Return all of the entries below, word for word. Omit each picture.

*** Block opens ***

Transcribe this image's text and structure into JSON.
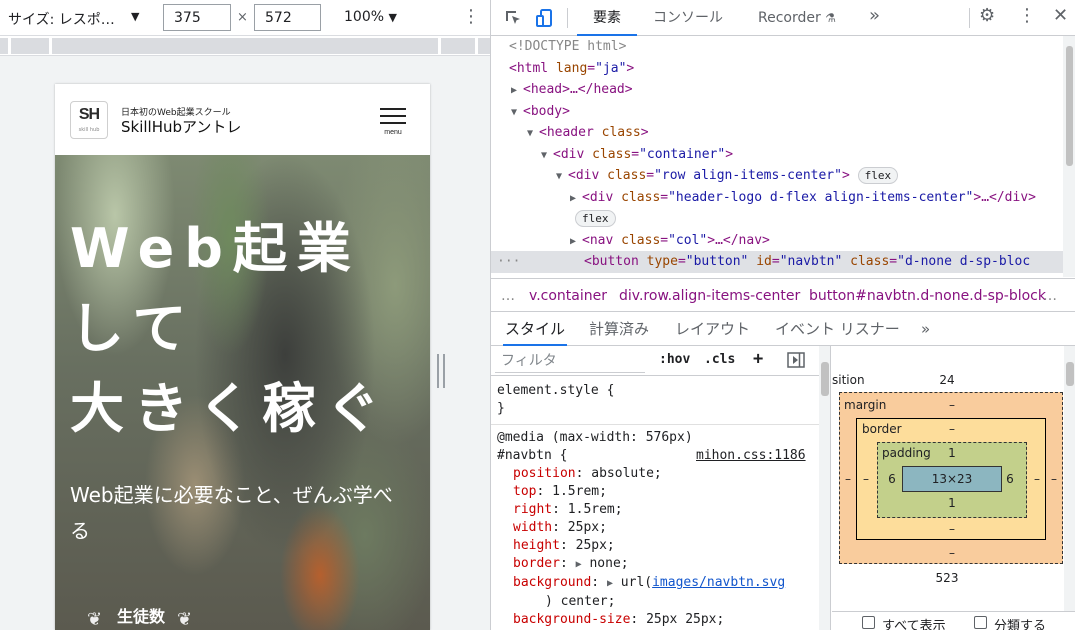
{
  "device_toolbar": {
    "size_label": "サイズ: レスポ…",
    "width": "375",
    "height": "572",
    "times": "×",
    "zoom": "100%"
  },
  "site": {
    "logo_text": "SH",
    "logo_sub": "skill hub",
    "tagline": "日本初のWeb起業スクール",
    "name": "SkillHubアントレ",
    "menu_label": "menu",
    "hero_title_1": "Web起業",
    "hero_title_2": "して",
    "hero_title_3": "大きく稼ぐ",
    "hero_sub": "Web起業に必要なこと、ぜんぶ学べる",
    "badge": "生徒数"
  },
  "devtools": {
    "tabs": [
      "要素",
      "コンソール",
      "Recorder"
    ],
    "active_tab": "要素",
    "dom": {
      "doctype": "<!DOCTYPE html>",
      "html_tag": "html",
      "html_attr": "lang",
      "html_val": "\"ja\"",
      "head": "<head>…</head>",
      "body": "<body>",
      "header_tag": "header",
      "header_attr": "class",
      "container_tag": "div",
      "container_attr": "class",
      "container_val": "\"container\"",
      "row_tag": "div",
      "row_attr": "class",
      "row_val": "\"row align-items-center\"",
      "row_pill": "flex",
      "logo_tag": "div",
      "logo_attr": "class",
      "logo_val": "\"header-logo d-flex align-items-center\"",
      "logo_close": "…</div>",
      "logo_pill": "flex",
      "nav_tag": "nav",
      "nav_attr": "class",
      "nav_val": "\"col\"",
      "nav_close": "…</nav>",
      "btn_tag": "button",
      "btn_attr1": "type",
      "btn_val1": "\"button\"",
      "btn_attr2": "id",
      "btn_val2": "\"navbtn\"",
      "btn_attr3": "class",
      "btn_val3": "\"d-none d-sp-bloc"
    },
    "breadcrumbs": [
      "v.container",
      "div.row.align-items-center",
      "button#navbtn.d-none.d-sp-block"
    ],
    "sub_tabs": [
      "スタイル",
      "計算済み",
      "レイアウト",
      "イベント リスナー"
    ],
    "active_sub_tab": "スタイル",
    "filter_placeholder": "フィルタ",
    "hov": ":hov",
    "cls": ".cls",
    "styles": {
      "element_style": "element.style {",
      "close": "}",
      "media": "@media (max-width: 576px)",
      "selector": "#navbtn {",
      "source": "mihon.css:1186",
      "props": [
        {
          "name": "position",
          "value": "absolute;"
        },
        {
          "name": "top",
          "value": "1.5rem;"
        },
        {
          "name": "right",
          "value": "1.5rem;"
        },
        {
          "name": "width",
          "value": "25px;"
        },
        {
          "name": "height",
          "value": "25px;"
        },
        {
          "name": "border",
          "value": "none;"
        },
        {
          "name": "background",
          "value": "url(images/navbtn.svg) center;"
        },
        {
          "name": "background-size",
          "value": "25px 25px;"
        }
      ],
      "bg_url": "images/navbtn.svg",
      "bg_rest": ") center;",
      "bg_prefix": "url("
    },
    "box_model": {
      "position_label": "sition",
      "position_top": "24",
      "position_bottom": "523",
      "margin_label": "margin",
      "margin_top": "–",
      "margin_bottom": "–",
      "margin_left": "–",
      "margin_right": "–",
      "border_label": "border",
      "border_top": "–",
      "border_bottom": "–",
      "border_left": "–",
      "border_right": "–",
      "padding_label": "padding",
      "padding_top": "1",
      "padding_bottom": "1",
      "padding_left": "6",
      "padding_right": "6",
      "content": "13×23",
      "show_all": "すべて表示",
      "group": "分類する"
    }
  },
  "colors": {
    "accent": "#1a73e8",
    "tag": "#881280",
    "attr": "#994500",
    "value": "#1a1aa6"
  }
}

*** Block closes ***

FINISHED TASK >>
Transcribe this image's text and structure into JSON.
{
  "device_toolbar": {
    "size_label": "サイズ: レスポ…",
    "width": "375",
    "height": "572",
    "times": "×",
    "zoom": "100%"
  },
  "site": {
    "logo_text": "SH",
    "logo_sub": "skill hub",
    "tagline": "日本初のWeb起業スクール",
    "name": "SkillHubアントレ",
    "menu_label": "menu",
    "hero_title_1": "Web起業",
    "hero_title_2": "して",
    "hero_title_3": "大きく稼ぐ",
    "hero_sub": "Web起業に必要なこと、ぜんぶ学べる",
    "badge": "生徒数"
  },
  "devtools": {
    "tabs": [
      "要素",
      "コンソール",
      "Recorder"
    ],
    "active_tab": "要素",
    "dom": {
      "doctype": "<!DOCTYPE html>",
      "html_tag": "html",
      "html_attr": "lang",
      "html_val": "\"ja\"",
      "head": "<head>…</head>",
      "body": "<body>",
      "header_tag": "header",
      "header_attr": "class",
      "container_tag": "div",
      "container_attr": "class",
      "container_val": "\"container\"",
      "row_tag": "div",
      "row_attr": "class",
      "row_val": "\"row align-items-center\"",
      "row_pill": "flex",
      "logo_tag": "div",
      "logo_attr": "class",
      "logo_val": "\"header-logo d-flex align-items-center\"",
      "logo_close": "…</div>",
      "logo_pill": "flex",
      "nav_tag": "nav",
      "nav_attr": "class",
      "nav_val": "\"col\"",
      "nav_close": "…</nav>",
      "btn_tag": "button",
      "btn_attr1": "type",
      "btn_val1": "\"button\"",
      "btn_attr2": "id",
      "btn_val2": "\"navbtn\"",
      "btn_attr3": "class",
      "btn_val3": "\"d-none d-sp-bloc"
    },
    "breadcrumbs": [
      "v.container",
      "div.row.align-items-center",
      "button#navbtn.d-none.d-sp-block"
    ],
    "sub_tabs": [
      "スタイル",
      "計算済み",
      "レイアウト",
      "イベント リスナー"
    ],
    "active_sub_tab": "スタイル",
    "filter_placeholder": "フィルタ",
    "hov": ":hov",
    "cls": ".cls",
    "styles": {
      "element_style": "element.style {",
      "close": "}",
      "media": "@media (max-width: 576px)",
      "selector": "#navbtn {",
      "source": "mihon.css:1186",
      "props": [
        {
          "name": "position",
          "value": "absolute;"
        },
        {
          "name": "top",
          "value": "1.5rem;"
        },
        {
          "name": "right",
          "value": "1.5rem;"
        },
        {
          "name": "width",
          "value": "25px;"
        },
        {
          "name": "height",
          "value": "25px;"
        },
        {
          "name": "border",
          "value": "none;"
        },
        {
          "name": "background",
          "value": "url(images/navbtn.svg) center;"
        },
        {
          "name": "background-size",
          "value": "25px 25px;"
        }
      ],
      "bg_url": "images/navbtn.svg",
      "bg_rest": ") center;",
      "bg_prefix": "url("
    },
    "box_model": {
      "position_label": "sition",
      "position_top": "24",
      "position_bottom": "523",
      "margin_label": "margin",
      "margin_top": "–",
      "margin_bottom": "–",
      "margin_left": "–",
      "margin_right": "–",
      "border_label": "border",
      "border_top": "–",
      "border_bottom": "–",
      "border_left": "–",
      "border_right": "–",
      "padding_label": "padding",
      "padding_top": "1",
      "padding_bottom": "1",
      "padding_left": "6",
      "padding_right": "6",
      "content": "13×23",
      "show_all": "すべて表示",
      "group": "分類する"
    }
  },
  "colors": {
    "accent": "#1a73e8",
    "tag": "#881280",
    "attr": "#994500",
    "value": "#1a1aa6"
  }
}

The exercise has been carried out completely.